Try this.

iptables -I INPUT -p tcp -s IP_ADDRESS -j REJECT 

I posted this on a similar question about xmlrpc.php and I found this page when searching for a solution to our problem. Hopefully this will help anyone else in the same boat:

Our solution uses fail2ban like the others, but with actions setup to use ufw commands since we love the simplicity of that firewall. Note that our log file is different from the default and includes the IP address the request was sent to first (other_vhosts_access.log), so remove the first “\S*” and space from regex for the normal access log. For some reason, this was the default when we set up the Wordpress droplet.
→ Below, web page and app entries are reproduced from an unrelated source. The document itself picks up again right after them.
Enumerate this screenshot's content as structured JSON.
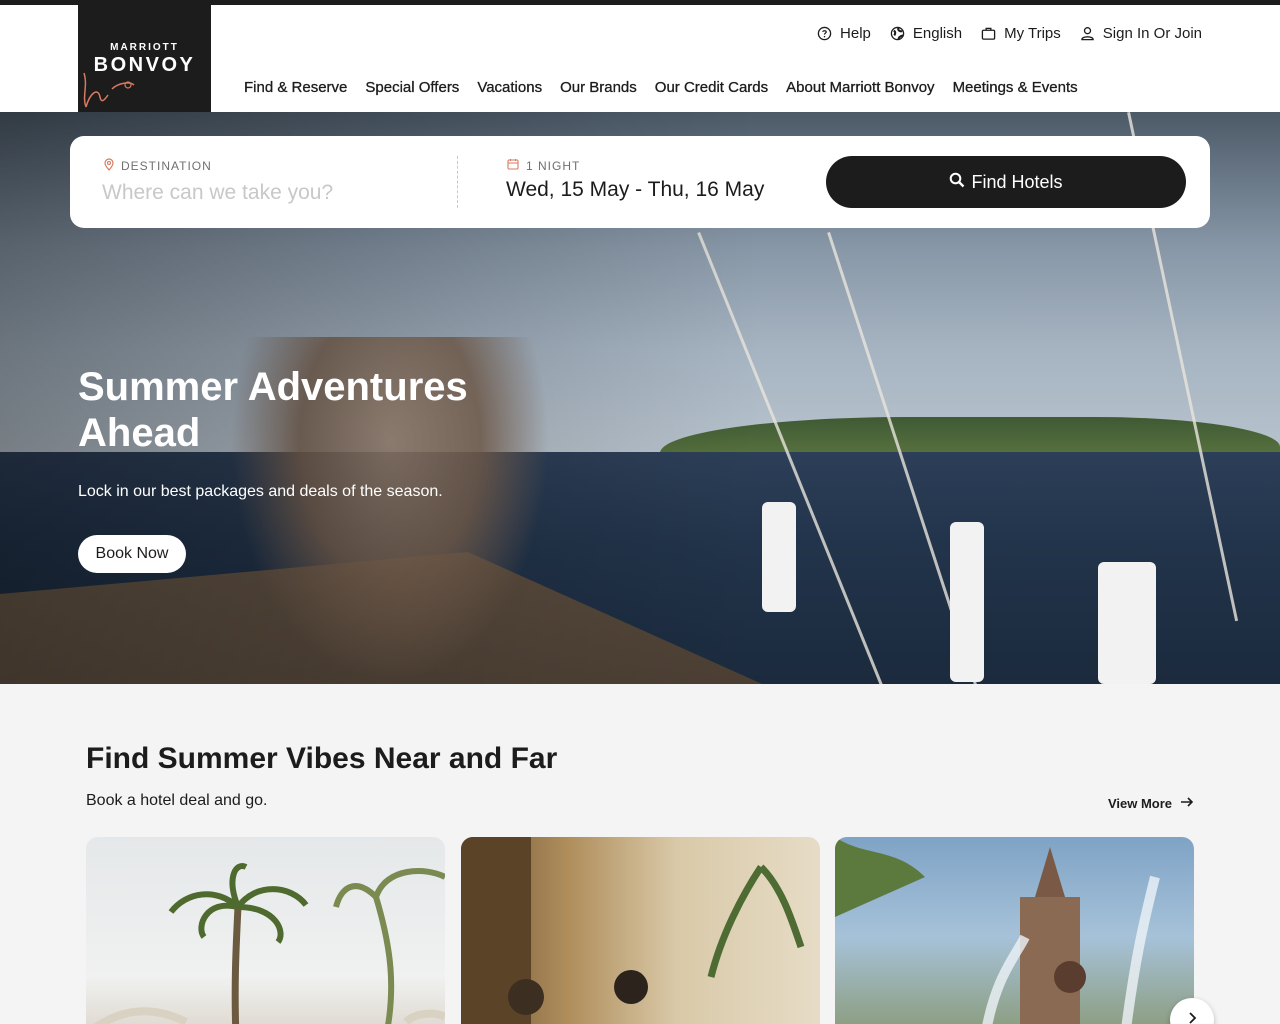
{
  "brand": {
    "top": "MARRIOTT",
    "main": "BONVOY"
  },
  "utility": {
    "help": "Help",
    "language": "English",
    "trips": "My Trips",
    "signin": "Sign In Or Join"
  },
  "nav": {
    "items": [
      {
        "label": "Find & Reserve"
      },
      {
        "label": "Special Offers"
      },
      {
        "label": "Vacations"
      },
      {
        "label": "Our Brands"
      },
      {
        "label": "Our Credit Cards"
      },
      {
        "label": "About Marriott Bonvoy"
      },
      {
        "label": "Meetings & Events"
      }
    ]
  },
  "search": {
    "destination_label": "DESTINATION",
    "destination_placeholder": "Where can we take you?",
    "nights_label": "1 NIGHT",
    "dates": "Wed, 15 May - Thu, 16 May",
    "button": "Find Hotels"
  },
  "hero": {
    "title": "Summer Adventures Ahead",
    "subtitle": "Lock in our best packages and deals of the season.",
    "cta": "Book Now"
  },
  "deals": {
    "title": "Find Summer Vibes Near and Far",
    "subtitle": "Book a hotel deal and go.",
    "view_more": "View More"
  },
  "colors": {
    "ink": "#1c1c1c",
    "accent": "#d87a5f",
    "surface": "#f4f4f4"
  }
}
YMMV.

# cat /etc/fail2ban/action.d/ufw.conf
actionstart =
actionstop =
actioncheck =
actionban = ufw insert 1 deny from <ip>
actionunban = ufw delete deny from <ip>

# cat /etc/fail2ban/filter.d/xmlrpc.conf 
failregex = ^\S* <HOST> .*POST .*xmlrpc\.php.*
ignoreregex =

# cat /etc/fail2ban/filter.d/wp-login.conf 
failregex = ^\S* <HOST> .*POST .*wp-login\.php.*
ignoreregex =

# cat /etc/fail2ban/jail.d/xmlrpc.conf 
enabled = true
filter = xmlrpc
action = ufw
logpath = /var/log/apache2/other_vhosts_access.log
bantime = 43200
maxretry = 2

# cat /etc/fail2ban/jail.d/wp-login.conf 
enabled = true
filter = xmlrpc
action = ufw
logpath = /var/log/apache2/other_vhosts_access.log
bantime = 600
maxretry = 6
findtime = 60

No changes were required to Wordpress or any plugins to install. This does mean that fail2ban can’t actually tell if there was a failure, it just looks at how often those URLs were accessed.



One quick thing you can do that should help, is to set up some firewalling and block the specific IP address that is making the connection. If you’re on Ubuntu, using ufw is the simplest way to manage IPTables firewalling. Check out this tutorial for all the info:

The quick, TL;DR version is to first set up default rules allowing outgoing connections and denying incoming ones:

sudo ufw default deny incoming
sudo ufw default allow outgoing

Then set up the ports you want open:

sudo ufw allow 80/tcp # http
sudo ufw allow 443/tcp # https
sudo ufw allow 22/tcp # ssh, change if you're using a different port

Finally, block the IP address and enable ufw:

sudo ufw deny from attackers.ip.address
sudo ufw enable

This should stop them for now. Of course, the people up to these kinds of unsavory things often manage switch up their IP addresses frequently. Doing this by hand over and over again is not desirable. You can set up fail2ban to do a lot of this for you automatically. For more information on how to do that, check out: